App and web page records
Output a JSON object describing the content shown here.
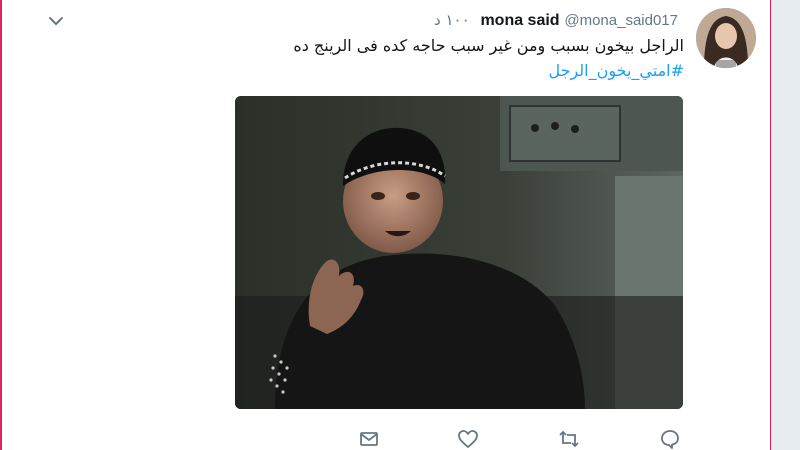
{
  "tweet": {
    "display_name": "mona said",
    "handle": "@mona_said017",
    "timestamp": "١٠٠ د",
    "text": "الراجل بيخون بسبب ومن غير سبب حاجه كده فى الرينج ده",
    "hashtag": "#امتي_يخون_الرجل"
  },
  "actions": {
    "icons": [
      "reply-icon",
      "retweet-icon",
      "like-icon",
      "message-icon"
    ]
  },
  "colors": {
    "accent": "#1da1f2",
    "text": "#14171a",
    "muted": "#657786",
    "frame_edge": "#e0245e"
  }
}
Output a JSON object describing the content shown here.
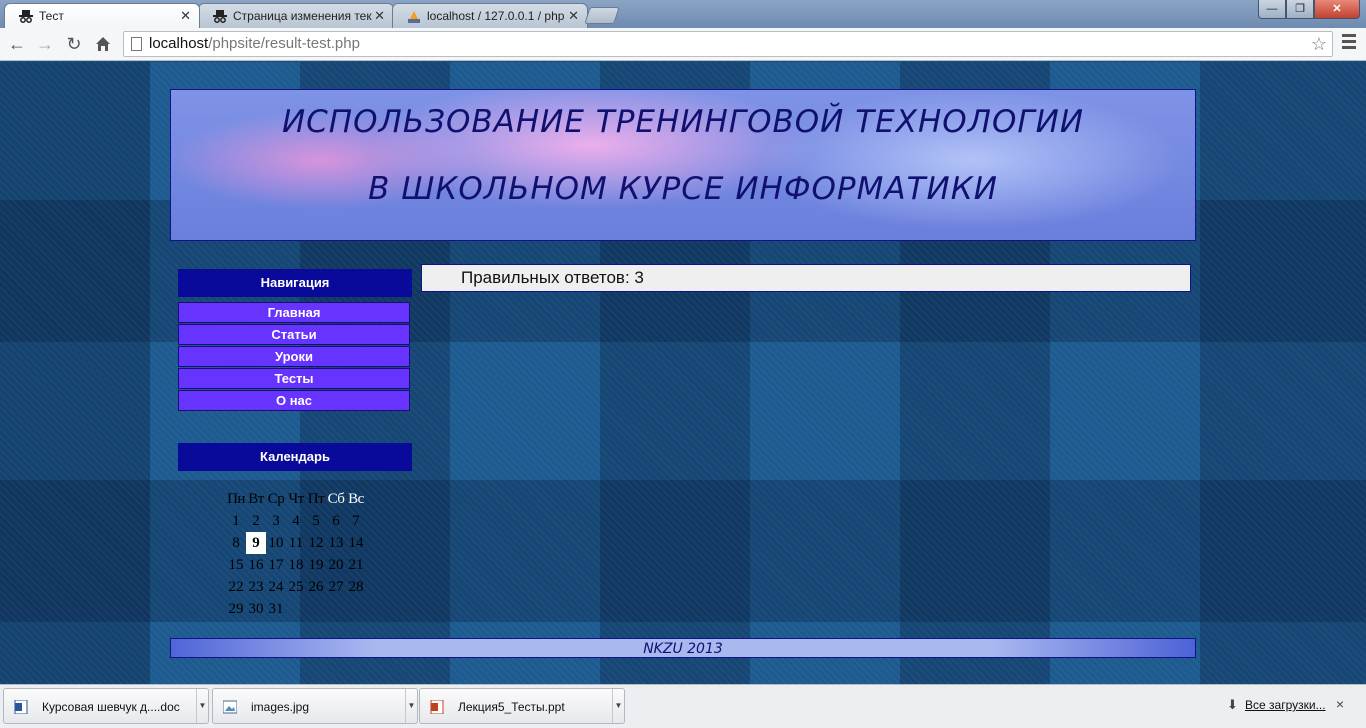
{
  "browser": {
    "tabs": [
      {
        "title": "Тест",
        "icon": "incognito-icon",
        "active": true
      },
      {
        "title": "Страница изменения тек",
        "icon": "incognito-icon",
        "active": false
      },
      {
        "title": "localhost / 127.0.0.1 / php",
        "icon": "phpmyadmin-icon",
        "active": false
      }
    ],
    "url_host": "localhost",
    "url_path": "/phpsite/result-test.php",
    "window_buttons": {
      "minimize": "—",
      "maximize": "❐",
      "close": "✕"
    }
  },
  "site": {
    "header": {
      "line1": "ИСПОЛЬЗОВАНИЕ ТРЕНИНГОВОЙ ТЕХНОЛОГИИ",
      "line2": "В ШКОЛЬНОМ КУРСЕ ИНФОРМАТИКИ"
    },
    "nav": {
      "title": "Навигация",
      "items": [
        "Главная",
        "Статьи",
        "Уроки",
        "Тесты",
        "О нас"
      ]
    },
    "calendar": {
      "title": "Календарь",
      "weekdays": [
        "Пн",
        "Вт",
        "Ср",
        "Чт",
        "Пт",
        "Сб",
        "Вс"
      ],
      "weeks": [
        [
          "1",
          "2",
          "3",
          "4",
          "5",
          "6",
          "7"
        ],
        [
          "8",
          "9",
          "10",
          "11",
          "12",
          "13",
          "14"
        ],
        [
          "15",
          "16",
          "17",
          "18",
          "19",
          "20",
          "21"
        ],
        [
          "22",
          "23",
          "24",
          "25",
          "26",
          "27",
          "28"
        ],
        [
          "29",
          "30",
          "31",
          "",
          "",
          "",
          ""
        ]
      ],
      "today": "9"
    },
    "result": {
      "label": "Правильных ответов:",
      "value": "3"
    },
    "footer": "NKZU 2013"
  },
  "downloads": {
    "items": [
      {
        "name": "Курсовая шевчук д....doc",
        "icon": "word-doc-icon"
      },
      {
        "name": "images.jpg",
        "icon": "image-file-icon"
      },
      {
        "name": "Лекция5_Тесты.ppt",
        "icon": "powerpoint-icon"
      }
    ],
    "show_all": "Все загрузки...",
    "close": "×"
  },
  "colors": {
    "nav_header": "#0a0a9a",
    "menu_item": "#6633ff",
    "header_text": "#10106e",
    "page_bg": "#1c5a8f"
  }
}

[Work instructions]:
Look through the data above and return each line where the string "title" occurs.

[Your solution]:
        "title": "Тест",
        "title": "Страница изменения тек",
        "title": "localhost / 127.0.0.1 / php",
      "title": "Навигация",
      "title": "Календарь",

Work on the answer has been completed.